Sangin, however, is where the British military have lost the most lives in the Afghan conflict and there will be those who will claim that the handover to the Americans is betraying the memories of those who have fallen.
The handover of other British-controlled towns in Helmand to the Americans had led to the charge that areas where "blood and treasure" had been invested by the UK were being "given away". But the concept that land was somehow being "given away" is in itself rather strange. We are talking here not of some parts of Kent but sovereign Afghanistan whose security would, one day, be provided by the Afghan government. Whether this involves American control in the process is immaterial.
It is also difficult to see how British troops staying in Sangin, with the inevitable deaths, is, in some way, a homage to the dead. More boots on the ground where UK forces already operate will provide added security and help to lower the rate of casualties, and that, surely, should be the aim of the commanders.
There is, however, another aspect to the presence in Sangin which relates to a sensitive chapter in Anglo-American relations. There is little doubt that senior officers in the US military were critical of the way UK forces conducted themselves towards the end of their deployment in Iraq - letting militias impose a brutal regime in Basra and then withdrawing altogether when Washington was requesting that they stay on.

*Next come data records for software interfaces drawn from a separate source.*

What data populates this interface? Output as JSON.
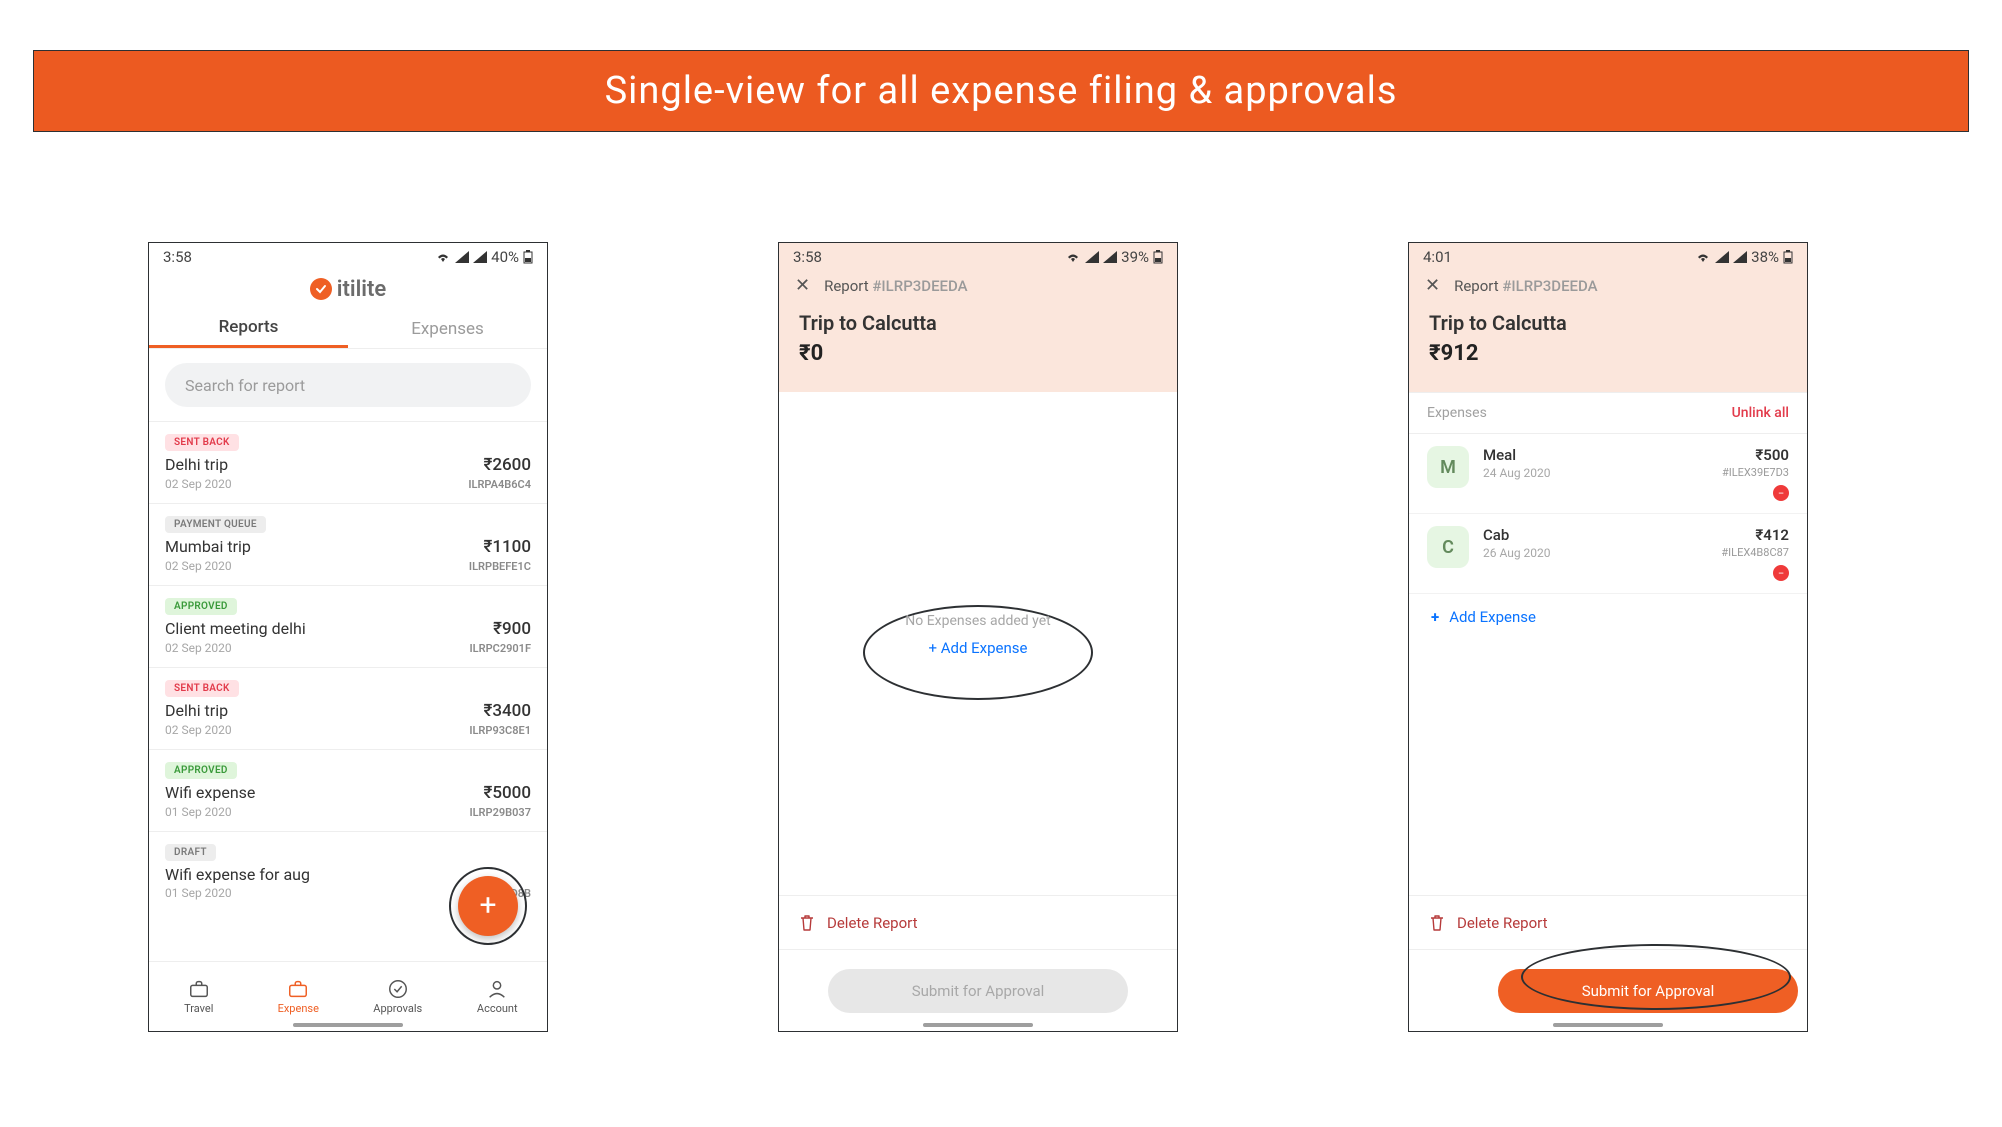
{
  "banner": {
    "title": "Single-view for all expense filing & approvals"
  },
  "screen1": {
    "status": {
      "time": "3:58",
      "battery": "40%"
    },
    "brand": "itilite",
    "tabs": {
      "reports": "Reports",
      "expenses": "Expenses"
    },
    "search_placeholder": "Search for report",
    "reports": [
      {
        "badge": "SENT BACK",
        "badge_cls": "b-sent",
        "title": "Delhi trip",
        "amount": "₹2600",
        "date": "02 Sep 2020",
        "id": "ILRPA4B6C4"
      },
      {
        "badge": "PAYMENT QUEUE",
        "badge_cls": "b-queue",
        "title": "Mumbai trip",
        "amount": "₹1100",
        "date": "02 Sep 2020",
        "id": "ILRPBEFE1C"
      },
      {
        "badge": "APPROVED",
        "badge_cls": "b-appr",
        "title": "Client meeting delhi",
        "amount": "₹900",
        "date": "02 Sep 2020",
        "id": "ILRPC2901F"
      },
      {
        "badge": "SENT BACK",
        "badge_cls": "b-sent",
        "title": "Delhi trip",
        "amount": "₹3400",
        "date": "02 Sep 2020",
        "id": "ILRP93C8E1"
      },
      {
        "badge": "APPROVED",
        "badge_cls": "b-appr",
        "title": "Wifi expense",
        "amount": "₹5000",
        "date": "01 Sep 2020",
        "id": "ILRP29B037"
      },
      {
        "badge": "DRAFT",
        "badge_cls": "b-draft",
        "title": "Wifi expense for aug",
        "amount": "",
        "date": "01 Sep 2020",
        "id": "ILRP40FD8B"
      }
    ],
    "bottom_nav": {
      "travel": "Travel",
      "expense": "Expense",
      "approvals": "Approvals",
      "account": "Account"
    }
  },
  "screen2": {
    "status": {
      "time": "3:58",
      "battery": "39%"
    },
    "header": {
      "report_label": "Report",
      "report_id": "#ILRP3DEEDA",
      "title": "Trip to Calcutta",
      "total": "₹0"
    },
    "empty_text": "No Expenses added yet",
    "add_label": "+ Add Expense",
    "delete_label": "Delete Report",
    "submit_label": "Submit for Approval"
  },
  "screen3": {
    "status": {
      "time": "4:01",
      "battery": "38%"
    },
    "header": {
      "report_label": "Report",
      "report_id": "#ILRP3DEEDA",
      "title": "Trip to Calcutta",
      "total": "₹912"
    },
    "section": {
      "label": "Expenses",
      "unlink": "Unlink all"
    },
    "expenses": [
      {
        "initial": "M",
        "name": "Meal",
        "date": "24 Aug 2020",
        "amount": "₹500",
        "id": "#ILEX39E7D3"
      },
      {
        "initial": "C",
        "name": "Cab",
        "date": "26 Aug 2020",
        "amount": "₹412",
        "id": "#ILEX4B8C87"
      }
    ],
    "add_label": "Add Expense",
    "delete_label": "Delete Report",
    "submit_label": "Submit for Approval"
  }
}
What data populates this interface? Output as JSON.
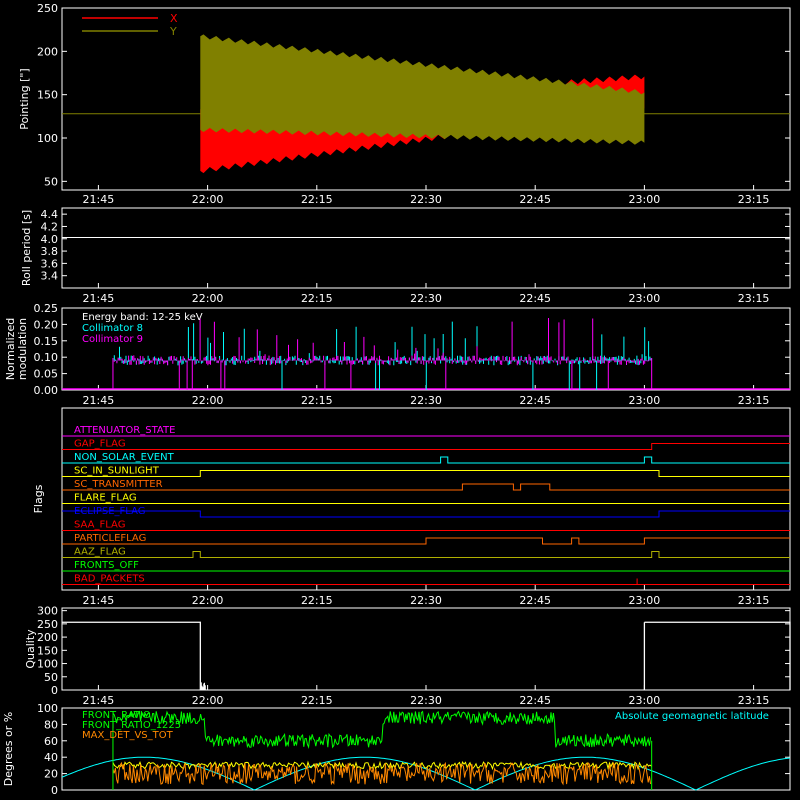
{
  "colors": {
    "background": "#000000",
    "axes": "#ffffff",
    "x_red": "#ff0000",
    "y_olive": "#808000",
    "cyan": "#00ffff",
    "magenta": "#ff00ff",
    "orange": "#ff8800",
    "yellow": "#ffff00",
    "green": "#00ff00",
    "blue": "#0000ff",
    "dark_orange": "#ff6600",
    "olive_flag": "#b0b000"
  },
  "time_ticks": [
    "21:45",
    "22:00",
    "22:15",
    "22:30",
    "22:45",
    "23:00",
    "23:15"
  ],
  "chart_data": [
    {
      "type": "area",
      "panel": "pointing",
      "ylabel": "Pointing [\"]",
      "ylim": [
        40,
        250
      ],
      "yticks": [
        "250",
        "200",
        "150",
        "100",
        "50"
      ],
      "series": [
        {
          "name": "X",
          "color": "red",
          "description_values": {
            "start": "21:59",
            "end": "23:00",
            "initial_range": [
              65,
              130
            ],
            "final_range": [
              135,
              170
            ]
          }
        },
        {
          "name": "Y",
          "color": "olive",
          "description_values": {
            "start": "21:59",
            "end": "23:00",
            "initial_range": [
              110,
              215
            ],
            "final_range": [
              95,
              155
            ]
          }
        }
      ],
      "reference_level": 128
    },
    {
      "type": "line",
      "panel": "roll_period",
      "ylabel": "Roll period [s]",
      "ylim": [
        3.2,
        4.5
      ],
      "yticks": [
        "4.4",
        "4.2",
        "4.0",
        "3.8",
        "3.6",
        "3.4"
      ],
      "series": [
        {
          "name": "",
          "value": 4.02
        }
      ]
    },
    {
      "type": "bar",
      "panel": "modulation",
      "ylabel_line1": "Normalized",
      "ylabel_line2": "modulation",
      "ylim": [
        0,
        0.25
      ],
      "yticks": [
        "0.25",
        "0.20",
        "0.15",
        "0.10",
        "0.05",
        "0.00"
      ],
      "legend": [
        "Energy band: 12-25 keV",
        "Collimator 8",
        "Collimator 9"
      ],
      "series": [
        {
          "name": "Collimator 8",
          "color": "cyan",
          "baseline": 0.09,
          "start": "21:47",
          "end": "23:01"
        },
        {
          "name": "Collimator 9",
          "color": "magenta",
          "baseline": 0.09,
          "start": "21:47",
          "end": "23:01"
        }
      ]
    },
    {
      "type": "line",
      "panel": "flags",
      "ylabel": "Flags",
      "flags": [
        {
          "name": "ATTENUATOR_STATE",
          "color": "magenta"
        },
        {
          "name": "GAP_FLAG",
          "color": "red"
        },
        {
          "name": "NON_SOLAR_EVENT",
          "color": "cyan"
        },
        {
          "name": "SC_IN_SUNLIGHT",
          "color": "yellow"
        },
        {
          "name": "SC_TRANSMITTER",
          "color": "orange"
        },
        {
          "name": "FLARE_FLAG",
          "color": "yellow"
        },
        {
          "name": "ECLIPSE_FLAG",
          "color": "blue"
        },
        {
          "name": "SAA_FLAG",
          "color": "red"
        },
        {
          "name": "PARTICLEFLAG",
          "color": "orange"
        },
        {
          "name": "AAZ_FLAG",
          "color": "olive"
        },
        {
          "name": "FRONTS_OFF",
          "color": "green"
        },
        {
          "name": "BAD_PACKETS",
          "color": "red"
        }
      ]
    },
    {
      "type": "line",
      "panel": "quality",
      "ylabel": "Quality",
      "ylim": [
        0,
        310
      ],
      "yticks": [
        "300",
        "250",
        "200",
        "150",
        "100",
        "50",
        "0"
      ],
      "series": [
        {
          "name": "",
          "segments": [
            {
              "from": "21:40",
              "to": "21:59",
              "value": 256
            },
            {
              "from": "23:00",
              "to": "23:20",
              "value": 256
            }
          ]
        }
      ]
    },
    {
      "type": "line",
      "panel": "geomagnetic",
      "ylabel": "Degrees or %",
      "ylim": [
        0,
        100
      ],
      "yticks": [
        "100",
        "80",
        "60",
        "40",
        "20",
        "0"
      ],
      "series": [
        {
          "name": "FRONT_RATIO",
          "color": "green"
        },
        {
          "name": "FRONT_RATIO_1225",
          "color": "yellow"
        },
        {
          "name": "MAX_DET_VS_TOT",
          "color": "orange"
        },
        {
          "name": "Absolute geomagnetic latitude",
          "color": "cyan"
        }
      ]
    }
  ],
  "pointing_legend": [
    {
      "label": "X",
      "color": "#ff0000"
    },
    {
      "label": "Y",
      "color": "#808000"
    }
  ]
}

Holding Sangin, one of the most dangerous places in Afghanistan, some, at least, in the UK military hierarchy felt, was recompense for what happened in Basra. As one senior officer said: " When you are in alliance you have got to take the tough with the less tough. You cannot expect your ally to deal with all the tough situations."
But there is one vital difference between the two situations. Unlike Basra, the Americans have not been pressing for the British to stay on in Sangin, saying instead, that having US forces there would make issues of command and control simpler.
There is little doubt that the Nato mission in Afghanistan is approaching a critical period, with increasing scepticism about the war from the public and politicians. The time frame for an exit strategy is tight and the military strategy being revamped at a rapid rate. The move from Sangin is very much a part of that and it is pointless to read anything much more into it.